▸ **What to work on**: Please set down the entire listing exactly.

▸ **Records shown**:
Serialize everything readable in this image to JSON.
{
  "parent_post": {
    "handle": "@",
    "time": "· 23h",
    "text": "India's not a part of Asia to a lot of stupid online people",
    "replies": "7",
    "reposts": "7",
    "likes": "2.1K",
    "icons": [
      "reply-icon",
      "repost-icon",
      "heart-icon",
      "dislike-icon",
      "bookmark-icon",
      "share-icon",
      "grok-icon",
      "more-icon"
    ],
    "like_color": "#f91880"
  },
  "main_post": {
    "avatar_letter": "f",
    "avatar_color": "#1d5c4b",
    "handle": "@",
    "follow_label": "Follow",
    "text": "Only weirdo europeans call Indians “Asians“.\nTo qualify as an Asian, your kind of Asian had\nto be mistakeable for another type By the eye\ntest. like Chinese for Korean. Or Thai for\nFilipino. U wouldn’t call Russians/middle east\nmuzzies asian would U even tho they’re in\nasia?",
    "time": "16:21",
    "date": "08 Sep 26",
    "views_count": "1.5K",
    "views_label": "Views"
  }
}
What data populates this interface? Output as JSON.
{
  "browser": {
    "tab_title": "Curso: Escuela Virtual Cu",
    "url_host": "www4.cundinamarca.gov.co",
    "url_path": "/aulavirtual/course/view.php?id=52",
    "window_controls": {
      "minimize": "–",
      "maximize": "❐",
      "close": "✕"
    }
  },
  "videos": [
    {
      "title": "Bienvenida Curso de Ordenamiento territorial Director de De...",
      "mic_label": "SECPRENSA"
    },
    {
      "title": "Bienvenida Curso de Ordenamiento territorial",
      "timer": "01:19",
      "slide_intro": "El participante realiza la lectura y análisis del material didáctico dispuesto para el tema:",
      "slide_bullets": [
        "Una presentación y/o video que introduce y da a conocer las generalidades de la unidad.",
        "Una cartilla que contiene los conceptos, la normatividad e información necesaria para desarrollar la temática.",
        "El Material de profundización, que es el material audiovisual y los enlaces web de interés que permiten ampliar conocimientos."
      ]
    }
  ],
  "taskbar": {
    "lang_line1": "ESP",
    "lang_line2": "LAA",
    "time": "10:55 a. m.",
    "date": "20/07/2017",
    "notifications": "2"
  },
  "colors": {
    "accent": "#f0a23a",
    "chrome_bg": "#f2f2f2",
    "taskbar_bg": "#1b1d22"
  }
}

▸ **Task answer**:
Serialize everything readable in this image to JSON.
{
  "parent_post": {
    "handle": "@",
    "time": "· 23h",
    "text": "India's not a part of Asia to a lot of stupid online people",
    "replies": "7",
    "reposts": "7",
    "likes": "2.1K",
    "icons": [
      "reply-icon",
      "repost-icon",
      "heart-icon",
      "dislike-icon",
      "bookmark-icon",
      "share-icon",
      "grok-icon",
      "more-icon"
    ],
    "like_color": "#f91880"
  },
  "main_post": {
    "avatar_letter": "f",
    "avatar_color": "#1d5c4b",
    "handle": "@",
    "follow_label": "Follow",
    "text": "Only weirdo europeans call Indians “Asians“.\nTo qualify as an Asian, your kind of Asian had\nto be mistakeable for another type By the eye\ntest. like Chinese for Korean. Or Thai for\nFilipino. U wouldn’t call Russians/middle east\nmuzzies asian would U even tho they’re in\nasia?",
    "time": "16:21",
    "date": "08 Sep 26",
    "views_count": "1.5K",
    "views_label": "Views"
  }
}
What data populates this interface? Output as JSON.
{
  "browser": {
    "tab_title": "Curso: Escuela Virtual Cu",
    "url_host": "www4.cundinamarca.gov.co",
    "url_path": "/aulavirtual/course/view.php?id=52",
    "window_controls": {
      "minimize": "–",
      "maximize": "❐",
      "close": "✕"
    }
  },
  "videos": [
    {
      "title": "Bienvenida Curso de Ordenamiento territorial Director de De...",
      "mic_label": "SECPRENSA"
    },
    {
      "title": "Bienvenida Curso de Ordenamiento territorial",
      "timer": "01:19",
      "slide_intro": "El participante realiza la lectura y análisis del material didáctico dispuesto para el tema:",
      "slide_bullets": [
        "Una presentación y/o video que introduce y da a conocer las generalidades de la unidad.",
        "Una cartilla que contiene los conceptos, la normatividad e información necesaria para desarrollar la temática.",
        "El Material de profundización, que es el material audiovisual y los enlaces web de interés que permiten ampliar conocimientos."
      ]
    }
  ],
  "taskbar": {
    "lang_line1": "ESP",
    "lang_line2": "LAA",
    "time": "10:55 a. m.",
    "date": "20/07/2017",
    "notifications": "2"
  },
  "colors": {
    "accent": "#f0a23a",
    "chrome_bg": "#f2f2f2",
    "taskbar_bg": "#1b1d22"
  }
}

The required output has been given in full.